This wasn’t your average run to the border.

A CBC News crew working in Crimea was told not to record or film, and then told to get out of the area during reporting work on Monday.

CBC journalists Susan Ormiston, Tracy Seeley, Ousama Farag and I wanted to take a look at one of the checkpoints recently established by Russian troops in northern Crimea. We set out early this morning from the regional capital, Simferopol.

As soon as we passed a sign for the border with the Ukrainian mainland, our driver started to get nervous. He slowed down as we moved forward. Out of the left side of our vehicle, we saw soldiers in green camouflage manning positions dug into the ground. Several military transport trucks were parked closer to the checkpoint.

We moved back somewhat, where we took photographs and shot video. But soon, a black car rolled up to our position. A man who called himself Victor said he was the local commander of the pro-Russian defence forces. He shook our hands as we asked for permission to record in the area. He told us he’d come back with an answer. He did not. But a few minutes later, two different men wearing dark coats returned. The conversation was short: “get out of here and do it now.”

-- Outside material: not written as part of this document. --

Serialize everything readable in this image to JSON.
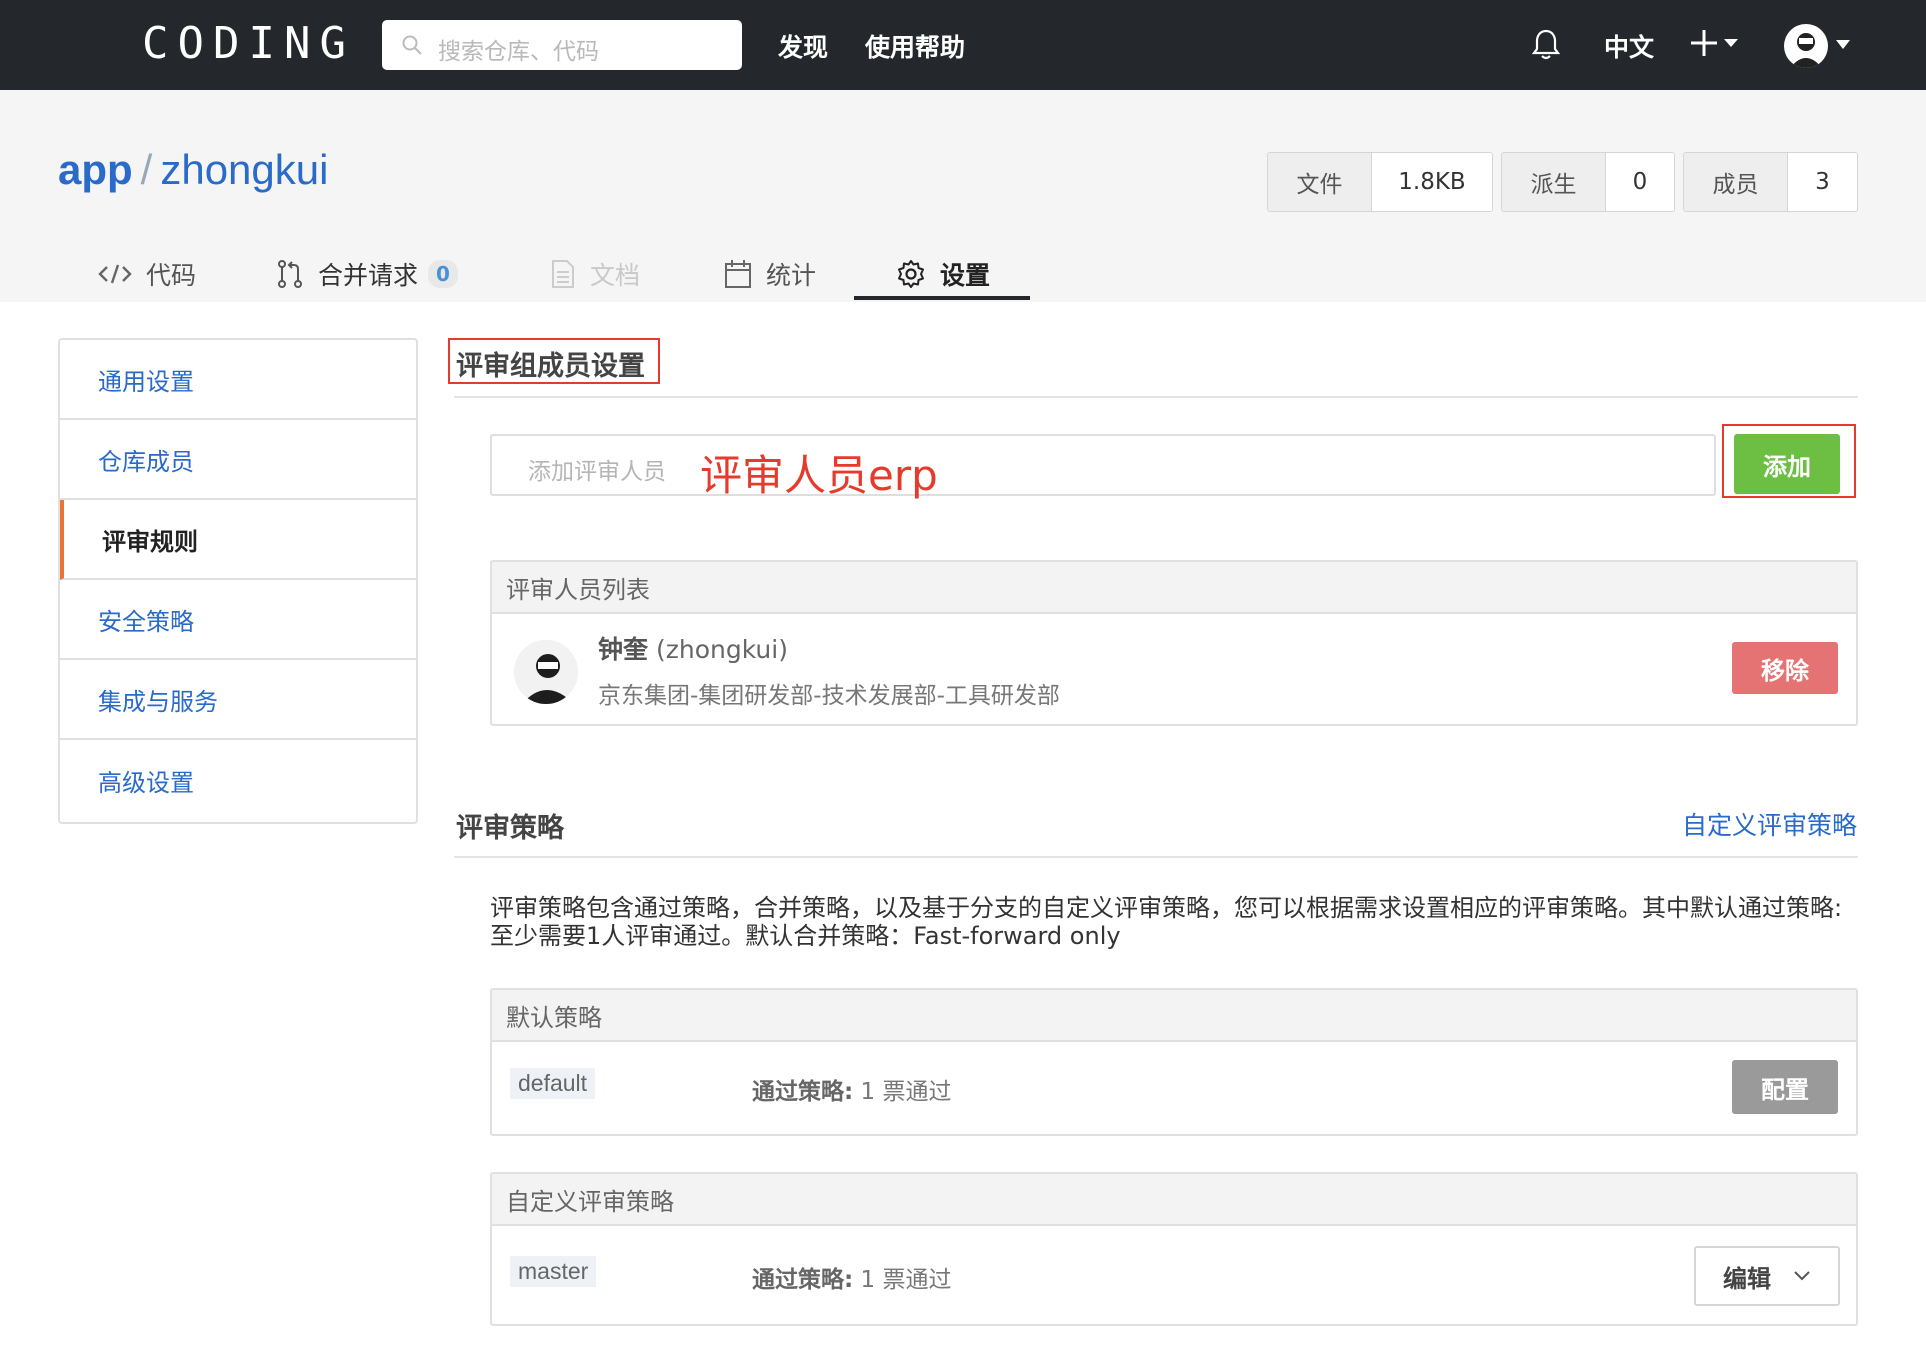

We did. Our crew returned to the city of Dzhankoi, about 40 kilometres away. We interviewed several people there, including the owner of a pizzeria who invited us back to his shop for lunch. After a few slices, we noticed two guys who just sat down for coffee. They kept eyeing us, while making phone calls.

We suspected they were with the pro-Russian militia in town. When we loaded back into our van, two BMWs were following us. One broke off pursuit inside the city, while the other tailed us for several kilometres down the highway toward Simferopol.

It’s clear the Russians and their supporters in Crimea don’t like journalists — especially those from abroad. There’s a feeling here that the international media coverage has been one-sided, so foreign journalists have been branded spies and provocateurs.